2. Good ergonomic controls in a small form factor
3. That Great Olympus color
4. Fast focus
5. Accurate Exposure
6. 8 frames per second
7. Solid 3-axis image stabilization
8. Good quality EVF
9. Tilting rear LCD Screen
10. Built-in flash
11. Great lens selection, best in the mirrorless market
1. On and off switch placed inconveniently near the bottom rear
2. Would prefer stiffer control dials to minimize any unintended changes
3. Does not have an accessory port for external mics
There is little to fault the Olympus OM-D E-M10. It’s a highly refined camera which you can tell has been honed over years of improvements. In reality, very little separates the E-M10 from its slightly older and larger brother, the E-M5. And being 2 years newer, the E-M10 has some new features such as a newer image processor and newer firmware. It has HDR bracketing features, for example, that the E-M5 does not have.
It seems like Olympus added all the latest features, detuned the camera a bit (using a 3-axis IS system instead of the 5-axis, removing the weather sealing) used a slightly less expensive body casing and dropped the price. At $799 it has all the features most anyone will need and it’s solidly under the $1000 mark.
I would seriously consider this over any entry to mid-level DSLR. The image quality is in line with DSLRs and it so much more versatile and fun. The smaller camera is going to allow you to bring it to more places than a comparably bulky DSLR. In theory, a skilled photographer might be able to get technically cleaner pictures from an APS-C DSLR, but for most people, it probably won’t make a difference. Size and convenience wins.
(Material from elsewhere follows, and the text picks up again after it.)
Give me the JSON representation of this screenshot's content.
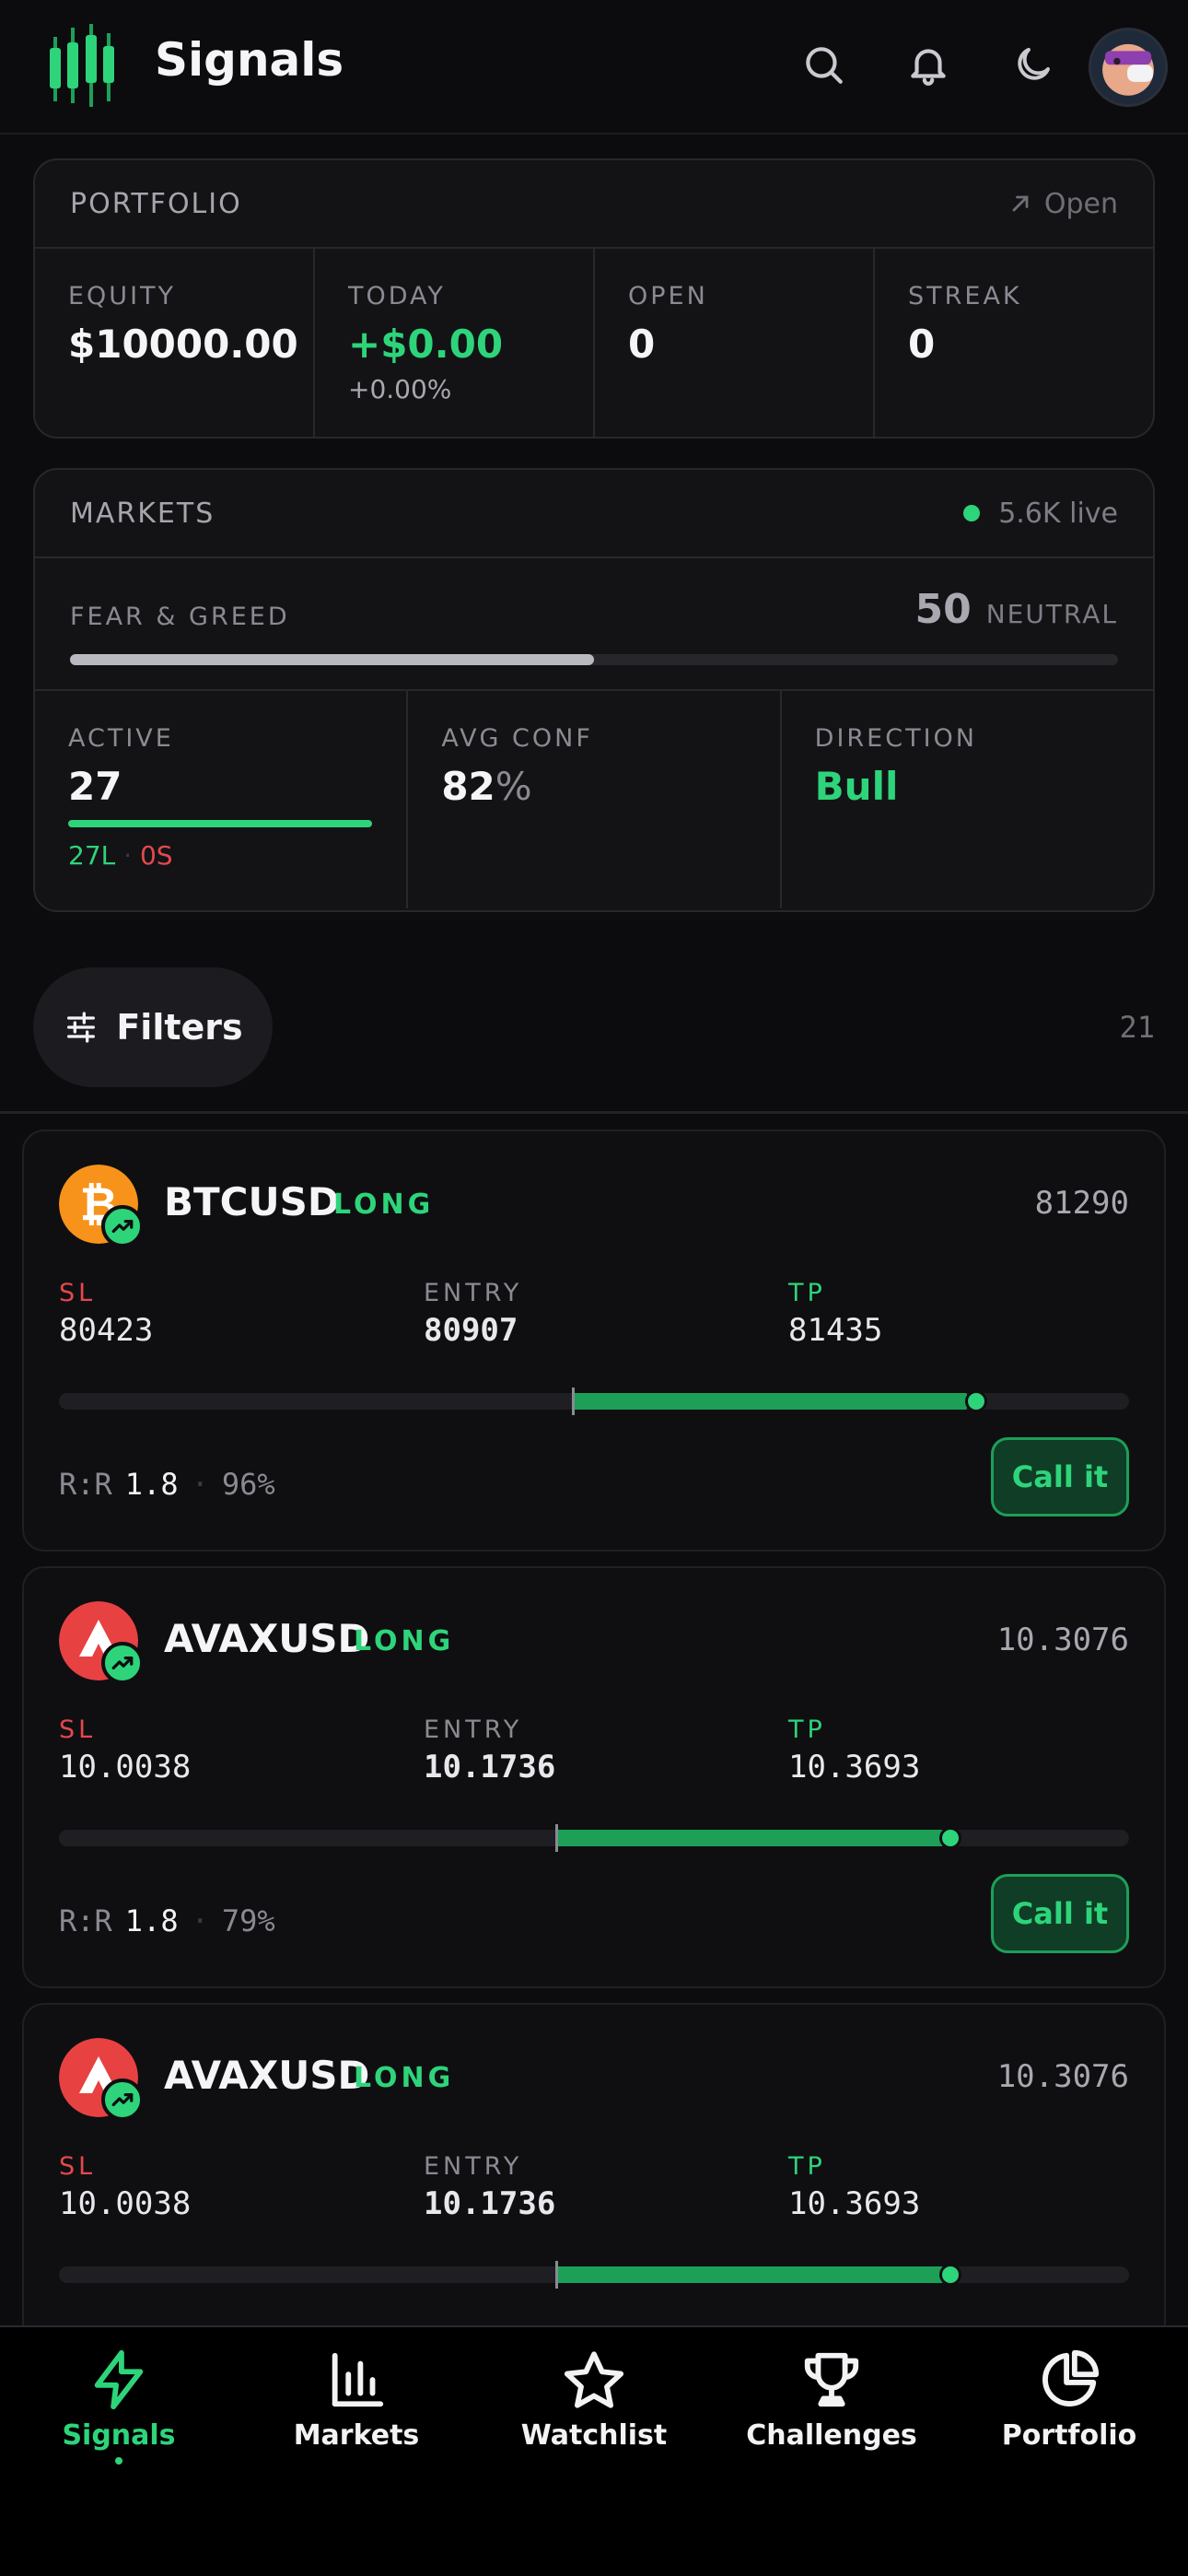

For any one looking for a camera under $1000, it’s the camera I recommend.